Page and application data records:
┄┄┄┄┄┄┄┄┄┄

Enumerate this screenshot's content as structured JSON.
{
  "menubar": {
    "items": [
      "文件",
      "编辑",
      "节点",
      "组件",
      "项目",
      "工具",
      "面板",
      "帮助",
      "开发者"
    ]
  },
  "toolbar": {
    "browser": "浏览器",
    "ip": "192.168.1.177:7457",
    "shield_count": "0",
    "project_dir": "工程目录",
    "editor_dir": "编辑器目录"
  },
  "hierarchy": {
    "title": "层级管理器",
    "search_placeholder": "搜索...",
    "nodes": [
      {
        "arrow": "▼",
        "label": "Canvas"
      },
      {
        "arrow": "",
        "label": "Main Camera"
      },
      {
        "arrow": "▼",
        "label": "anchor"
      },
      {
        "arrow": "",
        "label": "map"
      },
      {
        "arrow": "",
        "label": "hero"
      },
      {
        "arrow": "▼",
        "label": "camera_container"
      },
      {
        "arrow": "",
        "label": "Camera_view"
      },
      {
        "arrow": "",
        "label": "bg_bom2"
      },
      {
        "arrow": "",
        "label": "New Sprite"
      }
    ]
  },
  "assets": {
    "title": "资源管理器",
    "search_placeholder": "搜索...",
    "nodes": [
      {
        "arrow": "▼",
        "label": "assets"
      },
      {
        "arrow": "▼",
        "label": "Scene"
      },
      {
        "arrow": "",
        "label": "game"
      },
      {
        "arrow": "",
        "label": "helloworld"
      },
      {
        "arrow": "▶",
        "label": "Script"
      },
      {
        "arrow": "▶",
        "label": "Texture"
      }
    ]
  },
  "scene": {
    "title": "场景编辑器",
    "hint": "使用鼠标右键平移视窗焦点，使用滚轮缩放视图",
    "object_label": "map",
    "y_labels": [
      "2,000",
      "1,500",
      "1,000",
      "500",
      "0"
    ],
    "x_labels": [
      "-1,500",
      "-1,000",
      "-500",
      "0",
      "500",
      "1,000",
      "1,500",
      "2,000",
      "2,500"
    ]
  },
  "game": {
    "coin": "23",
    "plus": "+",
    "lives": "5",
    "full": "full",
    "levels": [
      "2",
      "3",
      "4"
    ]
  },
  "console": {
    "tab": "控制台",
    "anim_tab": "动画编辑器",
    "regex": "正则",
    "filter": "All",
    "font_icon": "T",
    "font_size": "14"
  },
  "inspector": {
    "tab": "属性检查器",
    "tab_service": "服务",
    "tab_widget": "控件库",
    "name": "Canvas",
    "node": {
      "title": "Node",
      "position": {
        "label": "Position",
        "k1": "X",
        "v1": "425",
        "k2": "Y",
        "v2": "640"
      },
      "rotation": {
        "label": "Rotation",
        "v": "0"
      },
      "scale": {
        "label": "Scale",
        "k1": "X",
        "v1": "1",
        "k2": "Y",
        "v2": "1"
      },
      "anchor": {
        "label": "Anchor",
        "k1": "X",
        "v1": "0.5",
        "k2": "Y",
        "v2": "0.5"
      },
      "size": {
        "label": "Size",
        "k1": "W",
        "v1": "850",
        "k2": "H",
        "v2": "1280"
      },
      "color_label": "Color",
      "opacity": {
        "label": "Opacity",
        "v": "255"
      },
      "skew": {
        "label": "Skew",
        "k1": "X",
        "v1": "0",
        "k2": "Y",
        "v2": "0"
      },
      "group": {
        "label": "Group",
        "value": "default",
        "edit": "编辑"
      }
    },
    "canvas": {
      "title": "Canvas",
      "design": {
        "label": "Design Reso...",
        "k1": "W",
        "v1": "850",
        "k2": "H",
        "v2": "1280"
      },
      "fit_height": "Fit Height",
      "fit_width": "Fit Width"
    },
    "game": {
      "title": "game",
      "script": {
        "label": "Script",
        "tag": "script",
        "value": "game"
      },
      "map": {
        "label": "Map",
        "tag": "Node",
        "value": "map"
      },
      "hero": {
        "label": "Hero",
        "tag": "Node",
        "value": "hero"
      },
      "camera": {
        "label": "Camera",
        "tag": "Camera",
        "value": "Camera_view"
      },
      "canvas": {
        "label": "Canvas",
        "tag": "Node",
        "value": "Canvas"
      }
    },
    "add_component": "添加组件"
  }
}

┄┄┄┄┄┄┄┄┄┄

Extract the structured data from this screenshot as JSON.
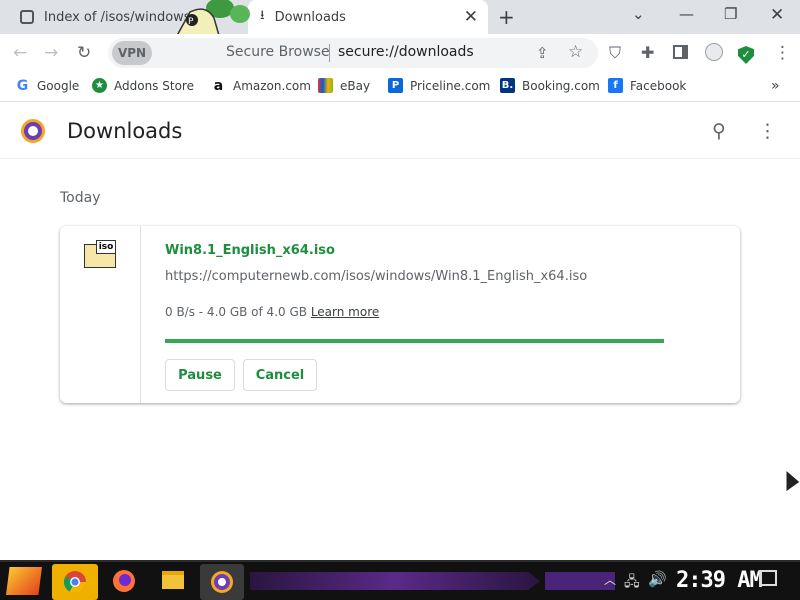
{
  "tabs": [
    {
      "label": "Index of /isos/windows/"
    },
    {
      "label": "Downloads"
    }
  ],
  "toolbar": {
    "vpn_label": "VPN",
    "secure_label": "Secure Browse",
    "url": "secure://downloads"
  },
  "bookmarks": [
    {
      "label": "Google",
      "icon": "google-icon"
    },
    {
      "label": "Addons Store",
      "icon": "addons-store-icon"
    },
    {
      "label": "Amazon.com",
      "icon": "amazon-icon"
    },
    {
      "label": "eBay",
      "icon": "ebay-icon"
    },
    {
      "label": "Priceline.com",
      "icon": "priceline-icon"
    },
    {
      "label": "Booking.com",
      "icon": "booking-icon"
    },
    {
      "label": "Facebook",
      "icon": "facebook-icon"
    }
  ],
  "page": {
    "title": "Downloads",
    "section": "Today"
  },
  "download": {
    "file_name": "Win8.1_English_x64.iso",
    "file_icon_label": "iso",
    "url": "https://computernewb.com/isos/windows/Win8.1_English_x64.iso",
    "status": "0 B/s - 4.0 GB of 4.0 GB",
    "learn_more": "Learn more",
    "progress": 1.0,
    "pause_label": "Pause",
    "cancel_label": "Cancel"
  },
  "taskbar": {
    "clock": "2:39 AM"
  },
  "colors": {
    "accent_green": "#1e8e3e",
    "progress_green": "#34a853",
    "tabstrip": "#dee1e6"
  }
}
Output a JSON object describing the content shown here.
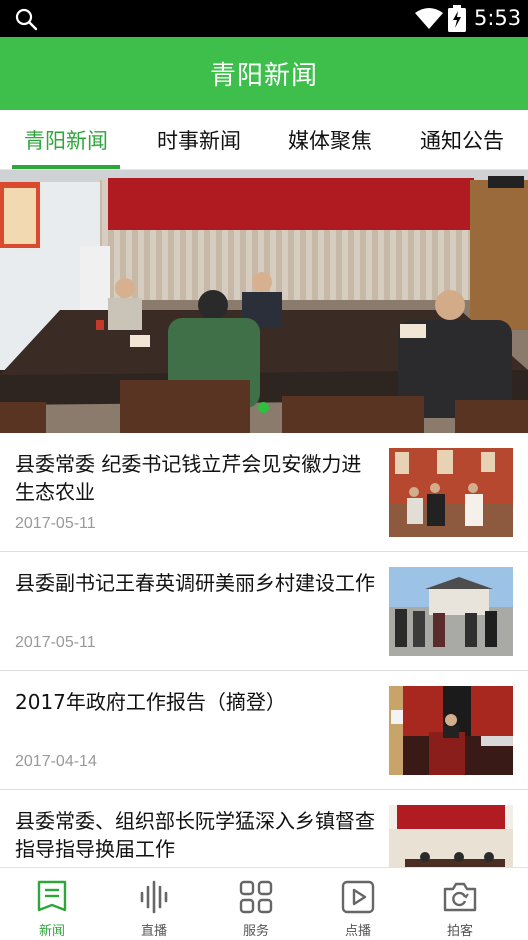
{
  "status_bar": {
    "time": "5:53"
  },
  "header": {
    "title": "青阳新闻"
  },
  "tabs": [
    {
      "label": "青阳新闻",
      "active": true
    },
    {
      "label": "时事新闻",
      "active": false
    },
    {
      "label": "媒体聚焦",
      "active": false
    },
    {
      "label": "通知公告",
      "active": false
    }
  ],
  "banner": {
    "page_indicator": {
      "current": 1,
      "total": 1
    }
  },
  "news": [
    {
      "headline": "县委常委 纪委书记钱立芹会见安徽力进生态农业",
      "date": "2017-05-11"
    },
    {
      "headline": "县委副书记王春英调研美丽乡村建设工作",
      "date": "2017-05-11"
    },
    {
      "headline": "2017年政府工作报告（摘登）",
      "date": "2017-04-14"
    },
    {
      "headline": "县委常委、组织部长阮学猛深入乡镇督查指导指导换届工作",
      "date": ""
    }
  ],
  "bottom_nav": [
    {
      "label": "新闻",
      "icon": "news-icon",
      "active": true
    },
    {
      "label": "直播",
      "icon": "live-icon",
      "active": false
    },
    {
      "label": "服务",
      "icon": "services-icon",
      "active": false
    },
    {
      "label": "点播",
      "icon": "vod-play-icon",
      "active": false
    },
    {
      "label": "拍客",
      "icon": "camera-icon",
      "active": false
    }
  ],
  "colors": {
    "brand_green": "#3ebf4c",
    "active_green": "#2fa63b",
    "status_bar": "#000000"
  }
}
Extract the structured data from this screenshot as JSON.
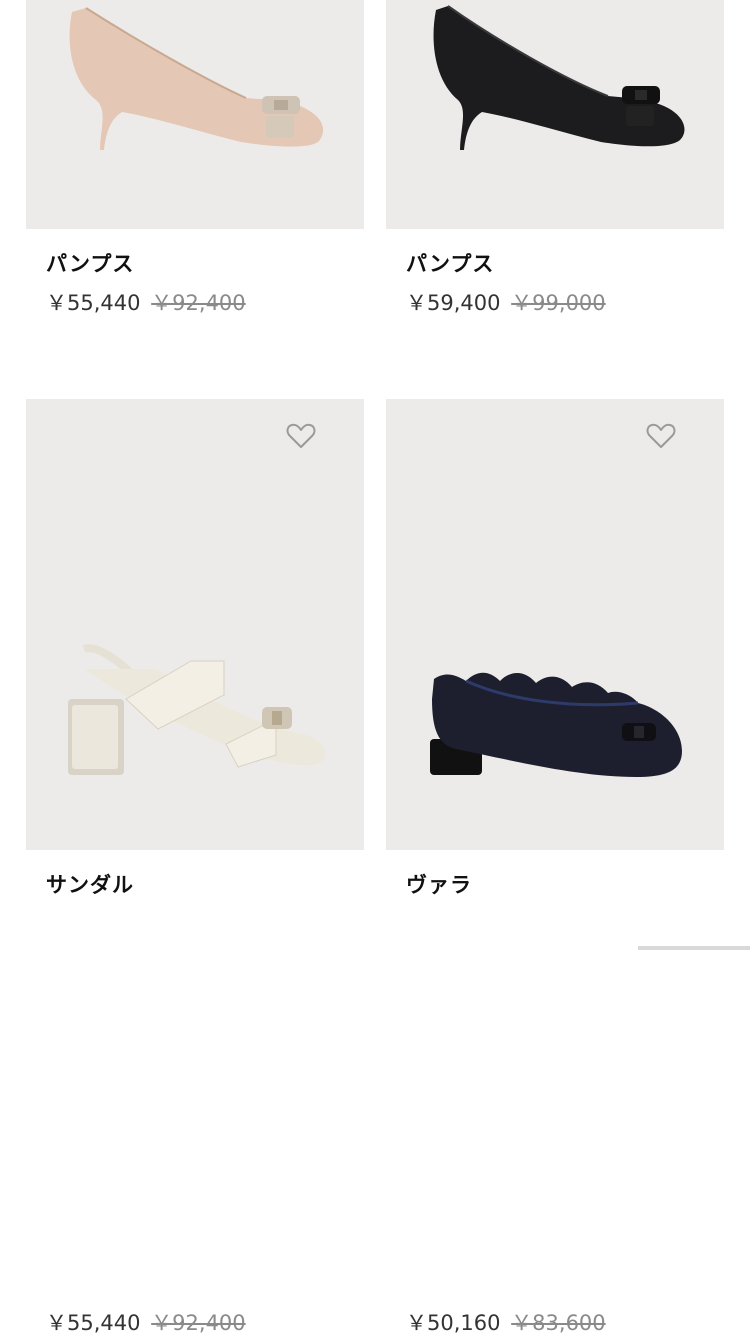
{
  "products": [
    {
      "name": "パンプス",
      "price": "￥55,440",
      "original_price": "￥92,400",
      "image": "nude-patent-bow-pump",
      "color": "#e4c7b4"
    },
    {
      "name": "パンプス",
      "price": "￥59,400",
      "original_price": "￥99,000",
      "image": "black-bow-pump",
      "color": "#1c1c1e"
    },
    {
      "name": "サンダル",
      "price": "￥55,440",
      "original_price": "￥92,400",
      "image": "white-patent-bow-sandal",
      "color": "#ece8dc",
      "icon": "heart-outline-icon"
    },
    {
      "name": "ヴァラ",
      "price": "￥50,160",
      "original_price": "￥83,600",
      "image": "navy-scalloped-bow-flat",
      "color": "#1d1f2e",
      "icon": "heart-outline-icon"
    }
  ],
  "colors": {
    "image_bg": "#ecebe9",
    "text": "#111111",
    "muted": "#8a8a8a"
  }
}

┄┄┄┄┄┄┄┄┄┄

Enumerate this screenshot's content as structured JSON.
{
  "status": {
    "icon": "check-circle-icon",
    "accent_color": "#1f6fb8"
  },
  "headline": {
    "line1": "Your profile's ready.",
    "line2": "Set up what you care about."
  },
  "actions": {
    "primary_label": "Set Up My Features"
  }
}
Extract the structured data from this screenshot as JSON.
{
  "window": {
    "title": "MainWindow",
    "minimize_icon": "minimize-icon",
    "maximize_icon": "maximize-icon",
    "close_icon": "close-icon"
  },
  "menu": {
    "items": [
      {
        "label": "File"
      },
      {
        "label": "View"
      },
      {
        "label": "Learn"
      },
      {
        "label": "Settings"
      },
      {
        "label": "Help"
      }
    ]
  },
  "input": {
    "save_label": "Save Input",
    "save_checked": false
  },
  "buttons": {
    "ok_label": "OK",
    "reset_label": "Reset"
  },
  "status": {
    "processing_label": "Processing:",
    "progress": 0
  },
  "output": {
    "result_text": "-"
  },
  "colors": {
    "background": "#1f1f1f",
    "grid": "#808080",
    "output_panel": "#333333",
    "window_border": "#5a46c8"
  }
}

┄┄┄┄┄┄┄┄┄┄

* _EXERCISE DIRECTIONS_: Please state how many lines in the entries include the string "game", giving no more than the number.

* _RESPONSE_: 5